Data entries:
Content starts
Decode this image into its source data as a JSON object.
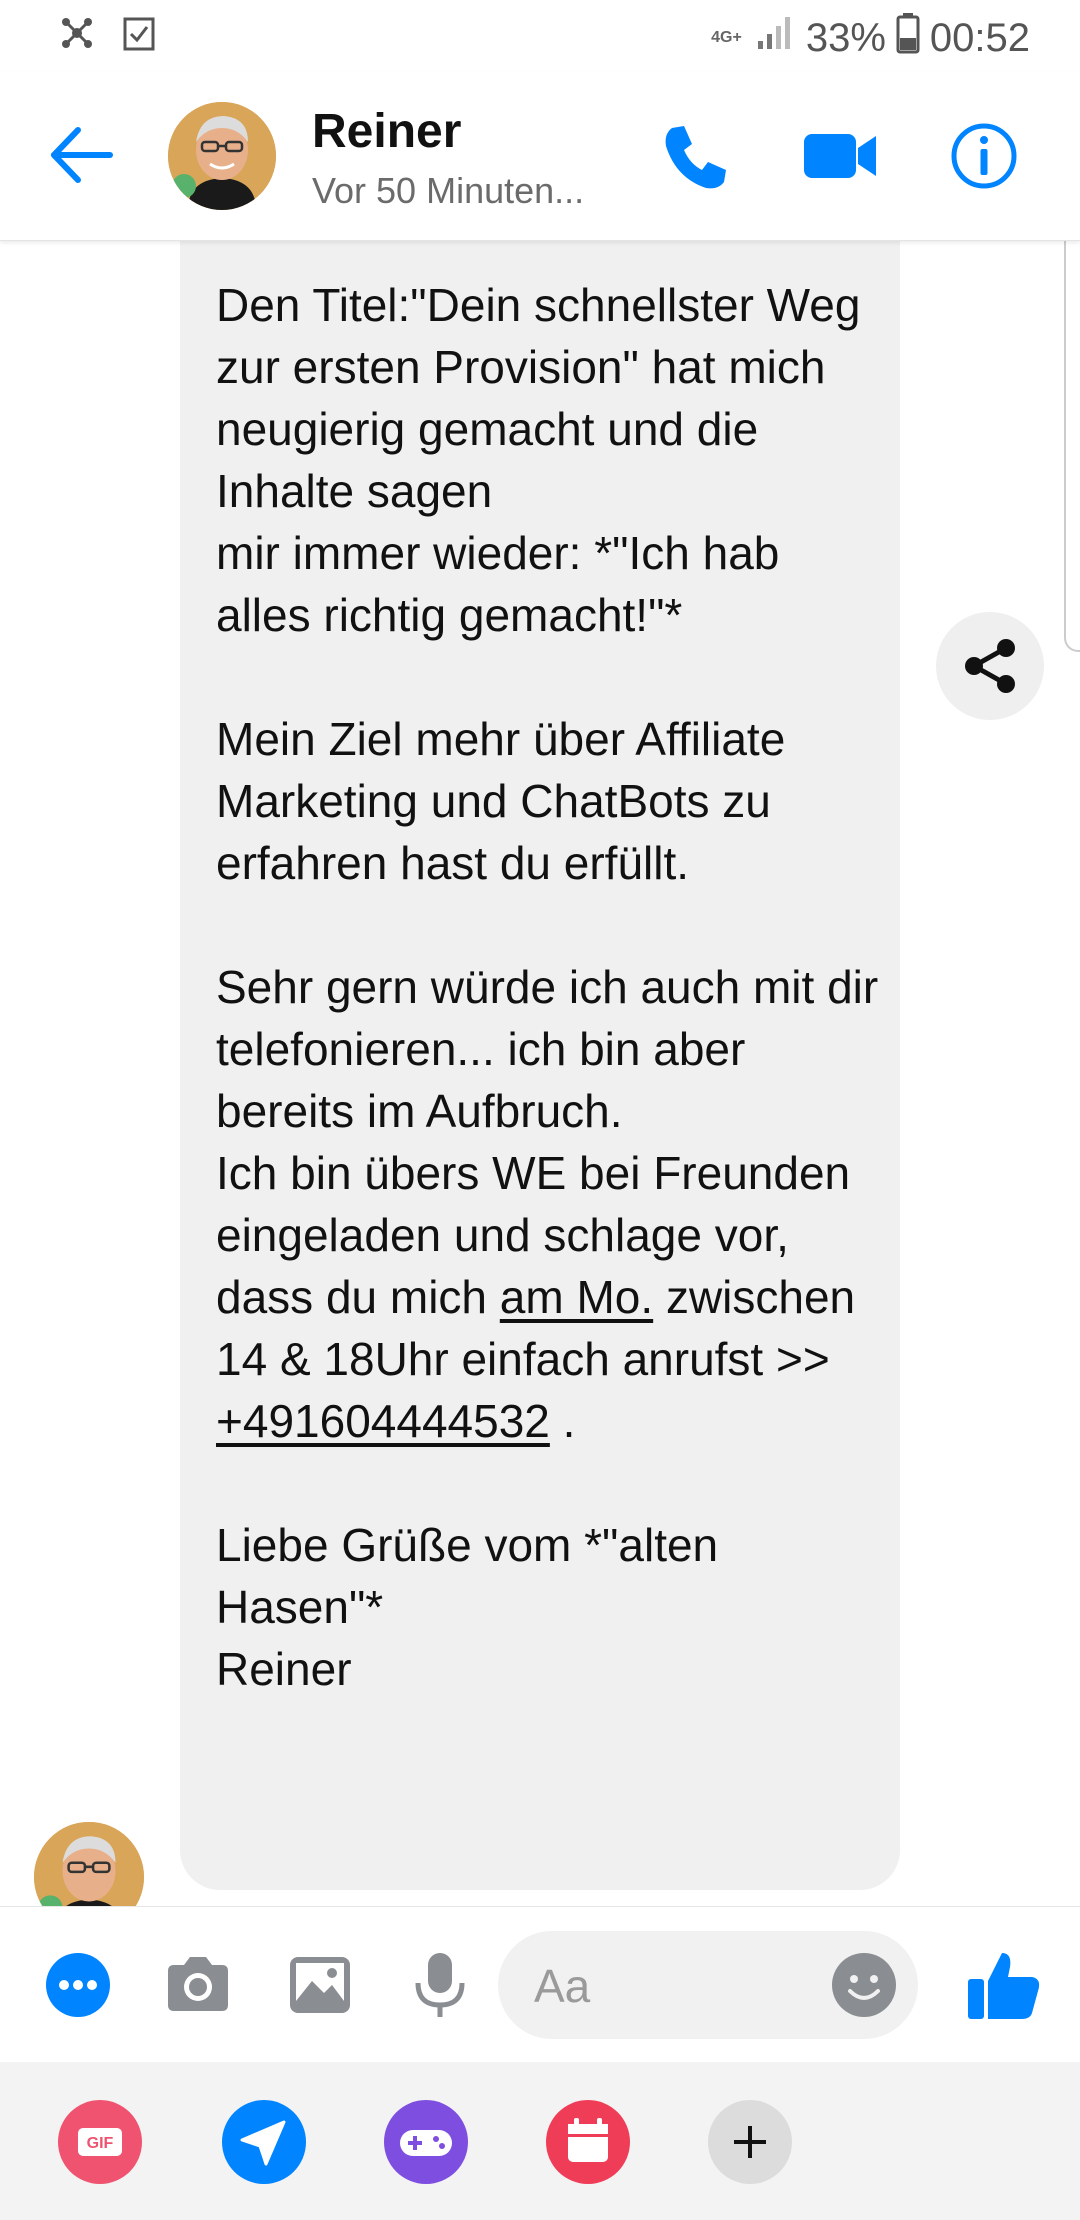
{
  "status_bar": {
    "network": "4G+",
    "battery": "33%",
    "time": "00:52",
    "left_icons": [
      "app-network-icon",
      "checkbox-icon"
    ]
  },
  "header": {
    "contact_name": "Reiner",
    "contact_status": "Vor 50 Minuten...",
    "icons": [
      "back-arrow-icon",
      "phone-icon",
      "video-camera-icon",
      "info-icon"
    ]
  },
  "message": {
    "p1": "Den Titel:\"Dein schnellster Weg zur ersten Provision\" hat mich neugierig gemacht und die Inhalte sagen\nmir immer wieder: *\"Ich hab alles richtig gemacht!\"*",
    "p2": "Mein Ziel mehr über Affiliate Marketing und ChatBots zu erfahren hast du erfüllt.",
    "p3": "Sehr gern würde ich auch mit dir telefonieren... ich bin aber bereits im Aufbruch.\nIch bin übers WE bei Freunden eingeladen und schlage vor, dass du mich ",
    "link_day": "am Mo.",
    "p3b": " zwischen\n14 & 18Uhr einfach anrufst >> ",
    "link_phone": "+491604444532",
    "p3c": " .",
    "p4": "Liebe Grüße vom *\"alten Hasen\"*\nReiner"
  },
  "composer": {
    "placeholder": "Aa",
    "icons": [
      "more-icon",
      "camera-icon",
      "gallery-icon",
      "microphone-icon",
      "emoji-icon",
      "thumbs-up-icon"
    ]
  },
  "tray": {
    "gif_label": "GIF",
    "icons": [
      "gif-icon",
      "location-arrow-icon",
      "game-controller-icon",
      "calendar-icon",
      "plus-icon"
    ]
  },
  "colors": {
    "messenger_blue": "#0084ff",
    "bubble_gray": "#f0f0f0",
    "gif_pink": "#f0536f",
    "game_purple": "#7e4ee0",
    "calendar_red": "#f03d57"
  }
}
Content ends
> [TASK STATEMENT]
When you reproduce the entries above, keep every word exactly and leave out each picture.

> [YOUR RESPONSE]
Decode this image into its source data as a JSON object.
{
  "status_bar": {
    "network": "4G+",
    "battery": "33%",
    "time": "00:52",
    "left_icons": [
      "app-network-icon",
      "checkbox-icon"
    ]
  },
  "header": {
    "contact_name": "Reiner",
    "contact_status": "Vor 50 Minuten...",
    "icons": [
      "back-arrow-icon",
      "phone-icon",
      "video-camera-icon",
      "info-icon"
    ]
  },
  "message": {
    "p1": "Den Titel:\"Dein schnellster Weg zur ersten Provision\" hat mich neugierig gemacht und die Inhalte sagen\nmir immer wieder: *\"Ich hab alles richtig gemacht!\"*",
    "p2": "Mein Ziel mehr über Affiliate Marketing und ChatBots zu erfahren hast du erfüllt.",
    "p3": "Sehr gern würde ich auch mit dir telefonieren... ich bin aber bereits im Aufbruch.\nIch bin übers WE bei Freunden eingeladen und schlage vor, dass du mich ",
    "link_day": "am Mo.",
    "p3b": " zwischen\n14 & 18Uhr einfach anrufst >> ",
    "link_phone": "+491604444532",
    "p3c": " .",
    "p4": "Liebe Grüße vom *\"alten Hasen\"*\nReiner"
  },
  "composer": {
    "placeholder": "Aa",
    "icons": [
      "more-icon",
      "camera-icon",
      "gallery-icon",
      "microphone-icon",
      "emoji-icon",
      "thumbs-up-icon"
    ]
  },
  "tray": {
    "gif_label": "GIF",
    "icons": [
      "gif-icon",
      "location-arrow-icon",
      "game-controller-icon",
      "calendar-icon",
      "plus-icon"
    ]
  },
  "colors": {
    "messenger_blue": "#0084ff",
    "bubble_gray": "#f0f0f0",
    "gif_pink": "#f0536f",
    "game_purple": "#7e4ee0",
    "calendar_red": "#f03d57"
  }
}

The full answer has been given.